Entries from a dataset of interfaces
┄┄┄┄┄┄┄┄┄┄┄┄┄┄┄┄┄┄┄┄
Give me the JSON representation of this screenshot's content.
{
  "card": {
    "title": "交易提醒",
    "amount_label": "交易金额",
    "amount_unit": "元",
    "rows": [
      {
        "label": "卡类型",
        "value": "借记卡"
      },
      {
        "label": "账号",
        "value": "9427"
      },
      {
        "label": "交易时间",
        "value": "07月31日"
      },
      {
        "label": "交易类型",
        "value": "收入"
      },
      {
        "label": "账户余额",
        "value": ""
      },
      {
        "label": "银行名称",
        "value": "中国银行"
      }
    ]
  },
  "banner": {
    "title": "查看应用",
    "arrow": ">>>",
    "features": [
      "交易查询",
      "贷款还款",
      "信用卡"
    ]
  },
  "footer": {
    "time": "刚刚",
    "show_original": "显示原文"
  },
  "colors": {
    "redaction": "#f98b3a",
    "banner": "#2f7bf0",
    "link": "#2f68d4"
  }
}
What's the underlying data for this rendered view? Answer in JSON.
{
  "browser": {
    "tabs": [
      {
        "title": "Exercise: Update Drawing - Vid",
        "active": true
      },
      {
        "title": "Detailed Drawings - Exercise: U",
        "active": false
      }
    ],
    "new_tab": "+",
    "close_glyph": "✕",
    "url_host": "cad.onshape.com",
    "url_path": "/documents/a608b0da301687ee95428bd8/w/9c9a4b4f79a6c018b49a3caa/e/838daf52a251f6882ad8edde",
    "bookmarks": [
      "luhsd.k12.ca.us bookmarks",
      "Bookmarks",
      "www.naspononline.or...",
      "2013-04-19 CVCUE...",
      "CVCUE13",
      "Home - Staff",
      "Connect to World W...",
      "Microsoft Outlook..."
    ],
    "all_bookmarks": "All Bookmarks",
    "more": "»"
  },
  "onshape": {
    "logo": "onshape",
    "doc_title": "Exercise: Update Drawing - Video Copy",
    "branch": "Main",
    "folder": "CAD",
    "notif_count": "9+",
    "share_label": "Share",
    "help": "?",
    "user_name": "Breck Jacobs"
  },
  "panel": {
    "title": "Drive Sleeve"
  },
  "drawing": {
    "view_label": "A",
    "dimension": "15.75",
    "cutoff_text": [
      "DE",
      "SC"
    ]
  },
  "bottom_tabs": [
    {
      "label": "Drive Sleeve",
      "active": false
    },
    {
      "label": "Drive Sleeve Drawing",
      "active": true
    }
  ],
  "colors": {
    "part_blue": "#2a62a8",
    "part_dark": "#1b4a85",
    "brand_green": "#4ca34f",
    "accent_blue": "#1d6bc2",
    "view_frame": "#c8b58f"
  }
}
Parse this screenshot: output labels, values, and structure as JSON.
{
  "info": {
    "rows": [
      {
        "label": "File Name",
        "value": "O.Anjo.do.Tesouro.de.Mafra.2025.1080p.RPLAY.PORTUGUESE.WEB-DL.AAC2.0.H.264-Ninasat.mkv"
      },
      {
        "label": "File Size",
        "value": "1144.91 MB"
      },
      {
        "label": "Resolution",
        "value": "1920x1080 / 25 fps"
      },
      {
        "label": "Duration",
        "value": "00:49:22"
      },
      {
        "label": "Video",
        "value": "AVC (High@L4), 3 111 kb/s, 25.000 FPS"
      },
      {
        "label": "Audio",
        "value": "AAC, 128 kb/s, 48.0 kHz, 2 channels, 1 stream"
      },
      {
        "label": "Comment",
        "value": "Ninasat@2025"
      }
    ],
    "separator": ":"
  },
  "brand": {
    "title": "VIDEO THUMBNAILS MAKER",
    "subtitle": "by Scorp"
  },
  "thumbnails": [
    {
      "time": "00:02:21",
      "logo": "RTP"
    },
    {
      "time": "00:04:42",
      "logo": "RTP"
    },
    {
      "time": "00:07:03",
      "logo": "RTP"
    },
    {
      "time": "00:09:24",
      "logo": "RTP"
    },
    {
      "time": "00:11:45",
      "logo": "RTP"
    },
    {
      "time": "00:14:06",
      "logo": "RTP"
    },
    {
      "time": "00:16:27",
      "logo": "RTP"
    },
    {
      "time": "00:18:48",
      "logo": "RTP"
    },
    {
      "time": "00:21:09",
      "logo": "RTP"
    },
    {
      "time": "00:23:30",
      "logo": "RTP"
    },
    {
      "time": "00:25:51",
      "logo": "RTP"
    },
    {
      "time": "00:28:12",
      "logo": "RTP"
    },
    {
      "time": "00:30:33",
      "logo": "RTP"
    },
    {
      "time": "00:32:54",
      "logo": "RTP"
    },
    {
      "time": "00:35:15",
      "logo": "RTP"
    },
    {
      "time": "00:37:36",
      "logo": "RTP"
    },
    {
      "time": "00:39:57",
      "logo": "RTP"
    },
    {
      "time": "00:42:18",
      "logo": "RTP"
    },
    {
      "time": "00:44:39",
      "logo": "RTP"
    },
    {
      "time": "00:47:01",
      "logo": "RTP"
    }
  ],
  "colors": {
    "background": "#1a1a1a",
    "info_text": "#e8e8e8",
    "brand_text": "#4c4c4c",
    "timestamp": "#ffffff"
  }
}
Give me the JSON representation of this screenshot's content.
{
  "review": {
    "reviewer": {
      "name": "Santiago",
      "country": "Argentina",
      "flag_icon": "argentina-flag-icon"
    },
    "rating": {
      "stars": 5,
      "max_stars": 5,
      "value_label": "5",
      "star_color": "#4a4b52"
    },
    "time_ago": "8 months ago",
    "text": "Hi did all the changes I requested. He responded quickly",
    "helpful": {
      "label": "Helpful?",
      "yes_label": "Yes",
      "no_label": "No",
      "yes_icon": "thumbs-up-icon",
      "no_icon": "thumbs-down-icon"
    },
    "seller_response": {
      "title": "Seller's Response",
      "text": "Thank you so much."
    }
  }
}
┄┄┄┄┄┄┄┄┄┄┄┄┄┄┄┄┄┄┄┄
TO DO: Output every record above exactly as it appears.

RESULT FOR THIS TASK:
Give me the JSON representation of this screenshot's content.
{
  "card": {
    "title": "交易提醒",
    "amount_label": "交易金额",
    "amount_unit": "元",
    "rows": [
      {
        "label": "卡类型",
        "value": "借记卡"
      },
      {
        "label": "账号",
        "value": "9427"
      },
      {
        "label": "交易时间",
        "value": "07月31日"
      },
      {
        "label": "交易类型",
        "value": "收入"
      },
      {
        "label": "账户余额",
        "value": ""
      },
      {
        "label": "银行名称",
        "value": "中国银行"
      }
    ]
  },
  "banner": {
    "title": "查看应用",
    "arrow": ">>>",
    "features": [
      "交易查询",
      "贷款还款",
      "信用卡"
    ]
  },
  "footer": {
    "time": "刚刚",
    "show_original": "显示原文"
  },
  "colors": {
    "redaction": "#f98b3a",
    "banner": "#2f7bf0",
    "link": "#2f68d4"
  }
}
What's the underlying data for this rendered view? Answer in JSON.
{
  "browser": {
    "tabs": [
      {
        "title": "Exercise: Update Drawing - Vid",
        "active": true
      },
      {
        "title": "Detailed Drawings - Exercise: U",
        "active": false
      }
    ],
    "new_tab": "+",
    "close_glyph": "✕",
    "url_host": "cad.onshape.com",
    "url_path": "/documents/a608b0da301687ee95428bd8/w/9c9a4b4f79a6c018b49a3caa/e/838daf52a251f6882ad8edde",
    "bookmarks": [
      "luhsd.k12.ca.us bookmarks",
      "Bookmarks",
      "www.naspononline.or...",
      "2013-04-19 CVCUE...",
      "CVCUE13",
      "Home - Staff",
      "Connect to World W...",
      "Microsoft Outlook..."
    ],
    "all_bookmarks": "All Bookmarks",
    "more": "»"
  },
  "onshape": {
    "logo": "onshape",
    "doc_title": "Exercise: Update Drawing - Video Copy",
    "branch": "Main",
    "folder": "CAD",
    "notif_count": "9+",
    "share_label": "Share",
    "help": "?",
    "user_name": "Breck Jacobs"
  },
  "panel": {
    "title": "Drive Sleeve"
  },
  "drawing": {
    "view_label": "A",
    "dimension": "15.75",
    "cutoff_text": [
      "DE",
      "SC"
    ]
  },
  "bottom_tabs": [
    {
      "label": "Drive Sleeve",
      "active": false
    },
    {
      "label": "Drive Sleeve Drawing",
      "active": true
    }
  ],
  "colors": {
    "part_blue": "#2a62a8",
    "part_dark": "#1b4a85",
    "brand_green": "#4ca34f",
    "accent_blue": "#1d6bc2",
    "view_frame": "#c8b58f"
  }
}
Parse this screenshot: output labels, values, and structure as JSON.
{
  "info": {
    "rows": [
      {
        "label": "File Name",
        "value": "O.Anjo.do.Tesouro.de.Mafra.2025.1080p.RPLAY.PORTUGUESE.WEB-DL.AAC2.0.H.264-Ninasat.mkv"
      },
      {
        "label": "File Size",
        "value": "1144.91 MB"
      },
      {
        "label": "Resolution",
        "value": "1920x1080 / 25 fps"
      },
      {
        "label": "Duration",
        "value": "00:49:22"
      },
      {
        "label": "Video",
        "value": "AVC (High@L4), 3 111 kb/s, 25.000 FPS"
      },
      {
        "label": "Audio",
        "value": "AAC, 128 kb/s, 48.0 kHz, 2 channels, 1 stream"
      },
      {
        "label": "Comment",
        "value": "Ninasat@2025"
      }
    ],
    "separator": ":"
  },
  "brand": {
    "title": "VIDEO THUMBNAILS MAKER",
    "subtitle": "by Scorp"
  },
  "thumbnails": [
    {
      "time": "00:02:21",
      "logo": "RTP"
    },
    {
      "time": "00:04:42",
      "logo": "RTP"
    },
    {
      "time": "00:07:03",
      "logo": "RTP"
    },
    {
      "time": "00:09:24",
      "logo": "RTP"
    },
    {
      "time": "00:11:45",
      "logo": "RTP"
    },
    {
      "time": "00:14:06",
      "logo": "RTP"
    },
    {
      "time": "00:16:27",
      "logo": "RTP"
    },
    {
      "time": "00:18:48",
      "logo": "RTP"
    },
    {
      "time": "00:21:09",
      "logo": "RTP"
    },
    {
      "time": "00:23:30",
      "logo": "RTP"
    },
    {
      "time": "00:25:51",
      "logo": "RTP"
    },
    {
      "time": "00:28:12",
      "logo": "RTP"
    },
    {
      "time": "00:30:33",
      "logo": "RTP"
    },
    {
      "time": "00:32:54",
      "logo": "RTP"
    },
    {
      "time": "00:35:15",
      "logo": "RTP"
    },
    {
      "time": "00:37:36",
      "logo": "RTP"
    },
    {
      "time": "00:39:57",
      "logo": "RTP"
    },
    {
      "time": "00:42:18",
      "logo": "RTP"
    },
    {
      "time": "00:44:39",
      "logo": "RTP"
    },
    {
      "time": "00:47:01",
      "logo": "RTP"
    }
  ],
  "colors": {
    "background": "#1a1a1a",
    "info_text": "#e8e8e8",
    "brand_text": "#4c4c4c",
    "timestamp": "#ffffff"
  }
}
Give me the JSON representation of this screenshot's content.
{
  "review": {
    "reviewer": {
      "name": "Santiago",
      "country": "Argentina",
      "flag_icon": "argentina-flag-icon"
    },
    "rating": {
      "stars": 5,
      "max_stars": 5,
      "value_label": "5",
      "star_color": "#4a4b52"
    },
    "time_ago": "8 months ago",
    "text": "Hi did all the changes I requested. He responded quickly",
    "helpful": {
      "label": "Helpful?",
      "yes_label": "Yes",
      "no_label": "No",
      "yes_icon": "thumbs-up-icon",
      "no_icon": "thumbs-down-icon"
    },
    "seller_response": {
      "title": "Seller's Response",
      "text": "Thank you so much."
    }
  }
}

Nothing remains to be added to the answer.